It is also important to note that the score you see when you check your own credit online won’t necessarily be the same score your mortgage lender sees when they pull your credit. Creditors and lenders use a different credit scoring model. Because they use a tougher model, the credit score they pull will often be lower than the number you find on free site.
Tips for Improving Your Credit Score
The difference between taking out a mortgage with a 620 credit score versus a 670 score could be up to hundreds of dollars in interest a month. Over the lifetime of the loan, having a better score would save you tens of thousands in interest payments alone. As you can see, you’re better off improving your score as much as you can before applying for a mortgage.
Aside from being proactive with making on-time payments and paying down your debts, here are a few tips for improving your credit score before applying for a mortgage:
Regularly pull your credit reports and report any errors. You can file disputes with each of the three credit bureaus (Equifax, Experian, and TransUnion). You’d be surprised how common credit errors are. Correcting them is a quick and easy way to repair your credit.
Debt-to-Income (DTI) Ratio
We already talked about the 30% credit utilization rule, but the debt-to-income ratio is another important number to be aware of. Your DTI ratio weighs your monthly debt payments (minimum credit card payments, auto loans, student loans, and any existing mortgages) against your gross monthly income. Lenders generally prefer a DTI of 43% or lower. Paying down your debt improves both your DTI and your credit score.Authorized User
One tip that is especially helpful for those with a limited credit history is to become an authorized user on another person’s credit card. Even without actually using the card, you will still benefit from that person’s good payment history going on your credit report. Just be aware that their late/missed payments would also go on your report!
Don’t Open or Close Accounts
In the months prior to applying for a mortgage loan, you will want to refrain from both opening new accounts and closing old ones. Opening new accounts can increase your debt-to-income ratio and also counts as a hard inquiry on your credit report.
On the flipside, even if you have a credit card paid down to zero, you don’t want to close that account prior to applying for a mortgage loan. Closing an account that is several years old will bring down your average credit age. Your credit utilization will also be impacted since you will no longer have that line of credit counting toward the available credit limit. Both of these will bring down your credit score.
Credit Scores Matter
Credit scores have a significant influence our ability to secure loans and determine the terms we are offered. Understanding how credit scores are calculated and the factors that influence them is crucial for maintaining a good credit standing.
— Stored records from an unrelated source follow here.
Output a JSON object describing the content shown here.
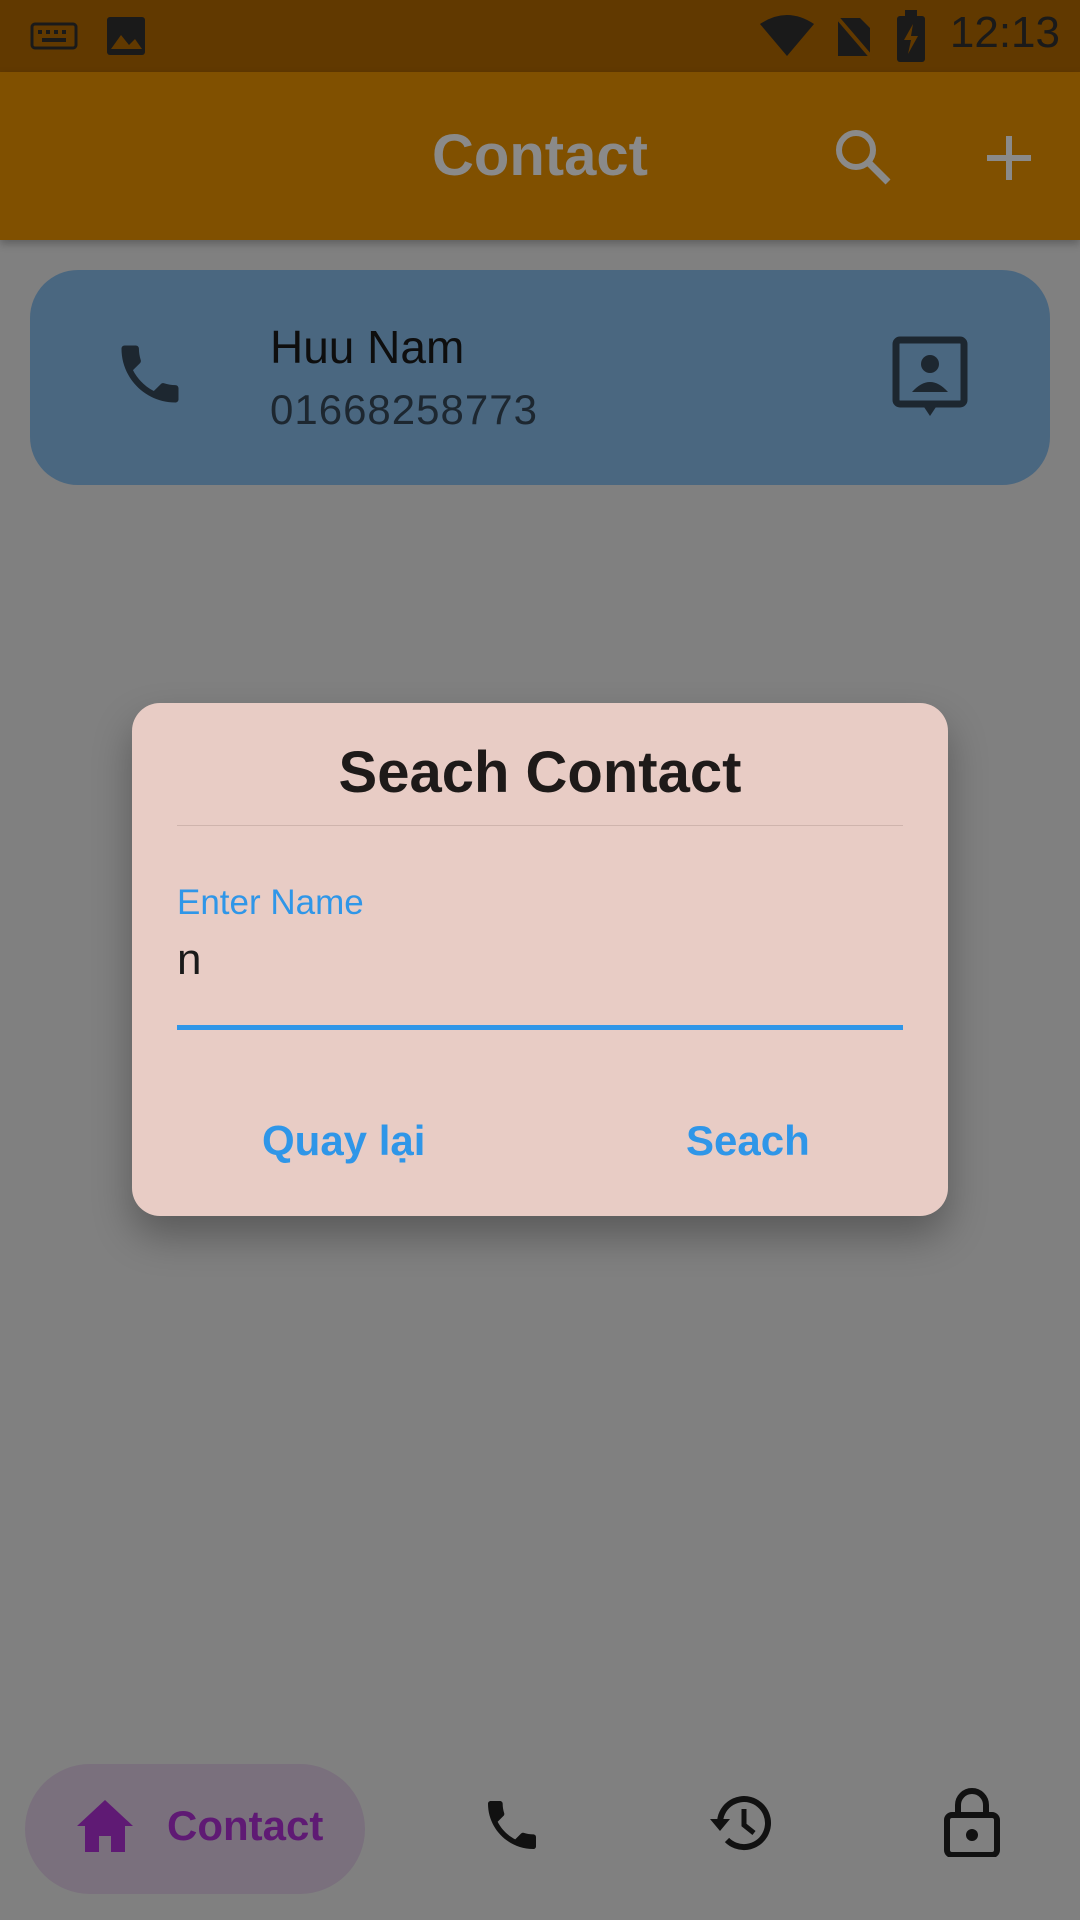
{
  "status_bar": {
    "time": "12:13",
    "icons": [
      "keyboard-icon",
      "image-icon",
      "wifi-icon",
      "no-sim-icon",
      "battery-charging-icon"
    ]
  },
  "app_bar": {
    "title": "Contact",
    "actions": [
      "search-icon",
      "add-icon"
    ]
  },
  "contact_list": [
    {
      "name": "Huu Nam",
      "phone": "01668258773",
      "leading_icon": "phone-icon",
      "trailing_icon": "contact-card-icon"
    }
  ],
  "dialog": {
    "title": "Seach Contact",
    "field_label": "Enter Name",
    "field_value": "n",
    "cancel_label": "Quay lại",
    "confirm_label": "Seach"
  },
  "bottom_nav": {
    "items": [
      {
        "label": "Contact",
        "icon": "home-icon",
        "active": true
      },
      {
        "label": "",
        "icon": "phone-icon",
        "active": false
      },
      {
        "label": "",
        "icon": "history-icon",
        "active": false
      },
      {
        "label": "",
        "icon": "lock-icon",
        "active": false
      }
    ]
  },
  "colors": {
    "app_bar": "#805000",
    "card": "#4a6780",
    "dialog": "#e8ccc5",
    "accent": "#2f96e8",
    "nav_active": "#5f1a74"
  }
}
Taking proactive steps to improve credit can make a significant difference in securing more favorable loan terms. Ultimately, a higher credit score translates into better financial opportunities and savings over the long term, especially when it comes to home mortgages.